Bindy, McGeorge and Edmund Muskie. Presidential Promises and Performance. The Free Press, 1980.
Harland, David. NASA’s Moon Program: Paving the Way for Apollo 11. Springer, 2009.
The featured image in this article, a photograph of President Kennedy delivering his proposal to put a man on the Moon before a joint session of Congress, May 25, 1961, is in the public domain in the United States because it was solely created by NASA. NASA copyright policy states that “NASA material is not protected by copyright unless noted“. (See Template:PD-USGov, NASA copyright policy page or JPL Image Use Policy.)

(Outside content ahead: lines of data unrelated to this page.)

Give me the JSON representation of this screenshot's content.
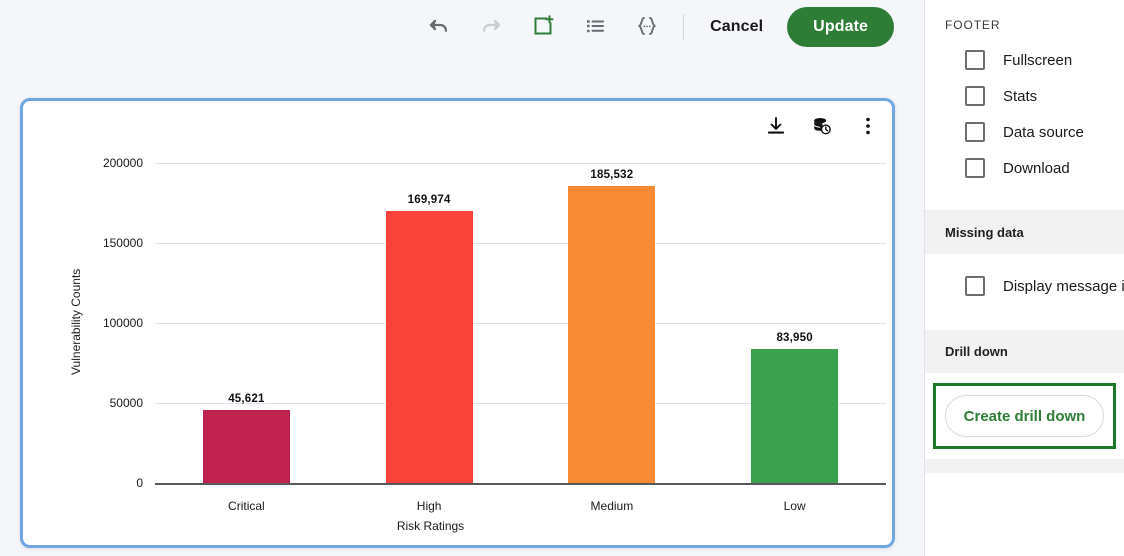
{
  "toolbar": {
    "icons": [
      {
        "name": "undo-icon",
        "label": "Undo",
        "state": "enabled"
      },
      {
        "name": "redo-icon",
        "label": "Redo",
        "state": "disabled"
      },
      {
        "name": "add-widget-icon",
        "label": "Add widget",
        "state": "enabled"
      },
      {
        "name": "legend-list-icon",
        "label": "Legend",
        "state": "enabled"
      },
      {
        "name": "json-braces-icon",
        "label": "JSON",
        "state": "enabled"
      }
    ],
    "cancel_label": "Cancel",
    "update_label": "Update",
    "update_color": "#2E7D36"
  },
  "chart_card": {
    "selected": true,
    "selection_color": "#6FA7E3",
    "actions": [
      {
        "name": "download-icon",
        "label": "Download"
      },
      {
        "name": "data-source-clock-icon",
        "label": "Data source"
      },
      {
        "name": "more-options-icon",
        "label": "More options"
      }
    ]
  },
  "chart_data": {
    "type": "bar",
    "title": "",
    "categories": [
      "Critical",
      "High",
      "Medium",
      "Low"
    ],
    "values": [
      45621,
      169974,
      185532,
      83950
    ],
    "value_labels": [
      "45,621",
      "169,974",
      "185,532",
      "83,950"
    ],
    "colors": [
      "#C0224F",
      "#F8423A",
      "#F78B33",
      "#3CA14E"
    ],
    "xlabel": "Risk Ratings",
    "ylabel": "Vulnerability Counts",
    "ylim": [
      0,
      200000
    ],
    "yticks": [
      0,
      50000,
      100000,
      150000,
      200000
    ],
    "ytick_labels": [
      "0",
      "50000",
      "100000",
      "150000",
      "200000"
    ],
    "grid": true,
    "legend": false,
    "gridline_color": "#DCE3F0",
    "axis_color": "#59595C"
  },
  "sidebar": {
    "footer": {
      "title": "FOOTER",
      "options": [
        {
          "label": "Fullscreen",
          "checked": false
        },
        {
          "label": "Stats",
          "checked": false
        },
        {
          "label": "Data source",
          "checked": false
        },
        {
          "label": "Download",
          "checked": false
        }
      ]
    },
    "missing_data": {
      "title": "Missing data",
      "options": [
        {
          "label": "Display message if",
          "checked": false
        }
      ]
    },
    "drill_down": {
      "title": "Drill down",
      "button_label": "Create drill down",
      "button_color": "#2E7D36",
      "highlight_color": "#1B7A28"
    }
  }
}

You can also watch video versions of this article on YouTube.